During a lunchtime stop at La Catedral in Little Village, Lightfoot pledged to prevent discrimination against immigrants and to protect undocumented immigrants.
At Revolution Workshop, a construction trades training center in West Garfield Park, Lightfoot stood alongside Ald. Jason Ervin (27th Ward), who gave the then-mayor the most direct and public praise, praising Lightfoot’s Invest South/West program. City officials say that effort resulted in $1.4 billion in investments in 10 south and west neighborhoods.
While Lightfoot has made a wide range of enemies since taking office, Ervin is not one of them. Early in Lightfoot’s tenure, he said he was skeptical of Invest South/West – and nearly derailed the mayor’s plan to allow the legal sale of cannabis.
But Ervin said Lightfoot won her over and praised her for investing more in the West Side in her four years in office than former Mayor Richard M. Daley in 22 years and former Mayor Rahm Emanuel in eight years.
The final stop of Lightfoot’s day at Sidetrack in Northalsted, the heart of Chicago’s gay community, was disrupted by a man furious that Lightfoot said on Monday that those charged with violent crimes should be detained before trial because they are “guilty” if they have been charged. . According to a recent study, Illinois has more wrongful convictions than anywhere else in the country.
Throughout the day, Lightfoot bristled with suggestions that she would face an uphill battle to become the first woman to be reelected as mayor of Chicago.
“I am a black woman in America,” Lightfoot said. “People bet against us every day.”

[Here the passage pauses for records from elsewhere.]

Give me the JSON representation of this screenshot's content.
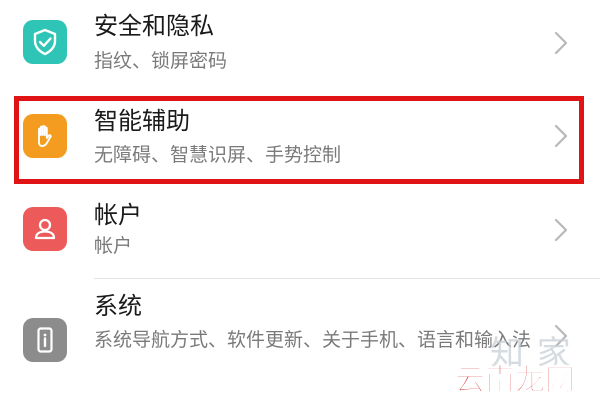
{
  "colors": {
    "security_icon_bg": "#2ec4b6",
    "assist_icon_bg": "#f39c1f",
    "account_icon_bg": "#ec5a5a",
    "system_icon_bg": "#8c8c8c",
    "highlight": "#e01414",
    "watermark_red": "#d62020"
  },
  "settings": {
    "items": [
      {
        "title": "安全和隐私",
        "subtitle": "指纹、锁屏密码",
        "icon": "shield-check-icon"
      },
      {
        "title": "智能辅助",
        "subtitle": "无障碍、智慧识屏、手势控制",
        "icon": "hand-icon"
      },
      {
        "title": "帐户",
        "subtitle": "帐户",
        "icon": "person-icon"
      },
      {
        "title": "系统",
        "subtitle": "系统导航方式、软件更新、关于手机、语言和输入法",
        "icon": "phone-info-icon"
      }
    ]
  },
  "watermark": {
    "light_text": "知 家",
    "brand_text": "云南龙网"
  }
}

Note: This story will be updated with a video.
Contact Heather Cherone: @HeatherCherone | (773) 569-1863 | [email protected]